D-day for controversial plan to convert Derbyshire public toilets into cafes and shops
The destiny of several prominent public toilet blocks and buildings in the Derbyshire Dales is set to be decided.
On Thursday, October 25, at a meeting of the Derbyshire Dales District Council commercial board, the decision could be made to allow some toilet blocks to be turned into cafes or shops.
The decisions are being made after the authority agreed in April to close 10 out of its 26 public toilets due to annual maintenance costs of £467,000.
Plans were first discussed for a number of these sites in July, with councillors hoping to rescue some of the toilet blocks, or see them used as food outlets or shops.

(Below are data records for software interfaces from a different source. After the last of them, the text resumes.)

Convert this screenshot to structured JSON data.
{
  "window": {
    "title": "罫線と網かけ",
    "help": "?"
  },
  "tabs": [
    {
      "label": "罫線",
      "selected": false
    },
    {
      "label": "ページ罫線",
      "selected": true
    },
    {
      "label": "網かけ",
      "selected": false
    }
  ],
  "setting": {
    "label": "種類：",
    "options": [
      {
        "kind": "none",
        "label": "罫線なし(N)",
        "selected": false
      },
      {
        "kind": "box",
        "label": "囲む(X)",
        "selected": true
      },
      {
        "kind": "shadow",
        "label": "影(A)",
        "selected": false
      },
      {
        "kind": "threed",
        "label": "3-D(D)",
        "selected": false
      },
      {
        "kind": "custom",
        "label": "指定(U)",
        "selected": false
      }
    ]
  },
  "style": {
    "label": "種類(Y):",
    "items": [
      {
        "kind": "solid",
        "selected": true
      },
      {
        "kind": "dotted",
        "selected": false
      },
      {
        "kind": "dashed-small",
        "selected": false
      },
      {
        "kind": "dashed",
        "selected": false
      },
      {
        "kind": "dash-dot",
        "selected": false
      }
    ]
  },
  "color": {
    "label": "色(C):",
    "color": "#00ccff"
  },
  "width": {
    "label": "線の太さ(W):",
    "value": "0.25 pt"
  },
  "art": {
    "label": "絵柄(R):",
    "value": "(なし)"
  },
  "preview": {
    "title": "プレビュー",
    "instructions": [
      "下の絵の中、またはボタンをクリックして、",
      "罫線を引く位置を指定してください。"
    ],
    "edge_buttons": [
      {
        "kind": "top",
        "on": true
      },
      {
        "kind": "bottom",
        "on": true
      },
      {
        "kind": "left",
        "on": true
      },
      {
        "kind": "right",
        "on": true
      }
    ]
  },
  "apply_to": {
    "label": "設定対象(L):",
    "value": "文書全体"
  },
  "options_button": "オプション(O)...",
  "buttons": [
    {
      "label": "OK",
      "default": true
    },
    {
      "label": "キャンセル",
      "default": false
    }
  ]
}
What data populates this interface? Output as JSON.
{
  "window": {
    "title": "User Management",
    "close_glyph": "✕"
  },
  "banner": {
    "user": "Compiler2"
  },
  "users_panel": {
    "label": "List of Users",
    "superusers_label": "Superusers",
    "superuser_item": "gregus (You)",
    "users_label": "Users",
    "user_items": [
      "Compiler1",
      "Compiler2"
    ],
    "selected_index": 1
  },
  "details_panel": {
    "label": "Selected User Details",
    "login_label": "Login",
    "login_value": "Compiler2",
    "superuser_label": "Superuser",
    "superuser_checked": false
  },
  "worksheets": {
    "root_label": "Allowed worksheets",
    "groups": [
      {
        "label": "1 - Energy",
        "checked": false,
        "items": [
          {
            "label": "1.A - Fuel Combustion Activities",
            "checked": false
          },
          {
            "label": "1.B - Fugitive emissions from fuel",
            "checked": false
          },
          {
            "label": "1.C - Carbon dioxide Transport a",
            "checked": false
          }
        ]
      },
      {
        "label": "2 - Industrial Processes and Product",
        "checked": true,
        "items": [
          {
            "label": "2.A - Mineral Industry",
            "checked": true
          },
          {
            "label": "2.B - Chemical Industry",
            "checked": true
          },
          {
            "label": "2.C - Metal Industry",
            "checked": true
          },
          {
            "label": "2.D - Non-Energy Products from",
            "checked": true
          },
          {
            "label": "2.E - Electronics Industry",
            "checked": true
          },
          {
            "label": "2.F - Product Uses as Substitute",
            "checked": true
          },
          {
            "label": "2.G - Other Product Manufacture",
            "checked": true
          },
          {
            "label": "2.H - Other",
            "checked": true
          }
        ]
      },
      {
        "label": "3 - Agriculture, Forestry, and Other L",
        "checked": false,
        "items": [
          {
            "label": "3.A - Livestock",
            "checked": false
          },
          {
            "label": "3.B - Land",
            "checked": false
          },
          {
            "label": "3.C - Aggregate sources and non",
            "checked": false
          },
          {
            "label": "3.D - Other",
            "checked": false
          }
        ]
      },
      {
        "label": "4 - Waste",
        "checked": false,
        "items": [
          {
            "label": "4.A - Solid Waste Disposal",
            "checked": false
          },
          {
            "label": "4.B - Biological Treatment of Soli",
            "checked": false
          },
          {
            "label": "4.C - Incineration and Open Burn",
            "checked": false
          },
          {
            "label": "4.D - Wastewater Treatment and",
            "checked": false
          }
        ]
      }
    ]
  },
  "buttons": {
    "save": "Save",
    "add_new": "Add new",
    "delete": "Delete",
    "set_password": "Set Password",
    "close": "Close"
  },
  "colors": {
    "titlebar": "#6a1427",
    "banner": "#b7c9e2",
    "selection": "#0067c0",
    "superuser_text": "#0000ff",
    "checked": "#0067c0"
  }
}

Business cases have now been drawn up by the authority to help make a decision for each site.
The sites which, will be discussed this week, are the former public toilets at Bakewell Recreation Ground, Artist’s Corner in Matlock Bath, the children’s play area in Hall Leys Park, Matlock.
In addition, the fates of the Ranger Station in Hall Leys Park, Matlock, and Matlock Bus Station will be discussed.
Repairs in the region of £4,000 are required for the toilet block at Bakewell Recreation Ground, which was built in the 1920s. Earlier this year, repairs were thought to be £804.
A 20p charge has now been introduced at the site, which will remain open for seven months of the year – this is to offset running costs of £9,500 a year.
The two options for the site are for it to remain as it is – open from April to October – or for the site to be converted into part toilet, part cafe.
For the latter option, the disabled persons toilet and baby changing facilities would be merged and the mens and womens toilets would be reconfigured, freeing up space for a a cafe.
Two business owners have already approached the council to express their interest in this idea.
District council officers say that investment of £80,000 would be needed to turn the site into a cafe and the rent would be £20,000 a year.
If the district council was to invest the money, it would take until year five to make a profit.
At Matlock Bus Station, there had been a proposal to turn the 42-seat waiting room into a bike rental shop but this idea appears to have been dropped due to the size of the site.
District council officers say that the site attracts an estimated annual footfall of 222,000 from mainline rail services and 169,000 for use of the public conveniences adjacent to the site.
Councillors are keen for the site to have retail shops and “food on the go” options to help combat anti-social behaviour which currently takes place on the site.
There are four options for this site.
It could remain as it is, have a “pop-up retail facility” installed which would sell hot and cold drinks, pre-wrapped food and newspapers, half of it could be turned into a retail shop with the other half remaining as a waiting room, or the whole site could be turned into two small shops or one large shop.
The running cost of the waiting room is £4,000 a year and in the past five years, the district council has had to spend £6,000 on repairs caused by vandalism.
Only the option for a full conversion into a shop or two shops is thought to turn a profit within five years – during year three.
At Artist’s Corner in Matlock Bath, the district council had been looking to sell off the site, which is also home to a children’s play area and a large car park, for £60,000.
Historically it was a favoured spot for artists, including Joseph Wright of Derby and JMW Turner, to come to draw or paint High Tor.
Council officers say that the building, constructed in the 1950s, would remain as it is, be stripped and turned into a “retail shell” for a cafe or cycle-hire, sell the building at auction, or consider further development options – including a tourism hub.
They say that development of the site as a “tourist hub” could be popular, with either a cafe, or a cycle and or canoe hire options, due to the adjacent River Derwent and the proposed route of the Derwent Valley Cycleway.
It could also be turned into a site for affordable housing, but officers say there is “limited scope” for this.
Meanwhile, the toilet at the children’s play area in Hall Leys Park, Matlock, has been passed over to the town council.
It had required repairs of £23,000 but the town council now has the legal responsibility.
The district council has agreed to give £8,275 to the town council to help with future development and repairs.
The town council’s intention is to retain and maintain public toilets aimed at the “younger clientele” in half of the building and to convert the remaining for storage.
Finally, the Ranger’s Station and accompanying ammo store in Hall Leys Park, Matlock could be put to different uses.
District council officers say that £20,000 is needed for repairs, alternative uses are being sought with businesses invited to come up with ideas for the two buildings.
Previously, it had been stated that the Ranger Station could become home to a food vending machine.
Eddie Bisknell , Local Democracy Reporting Service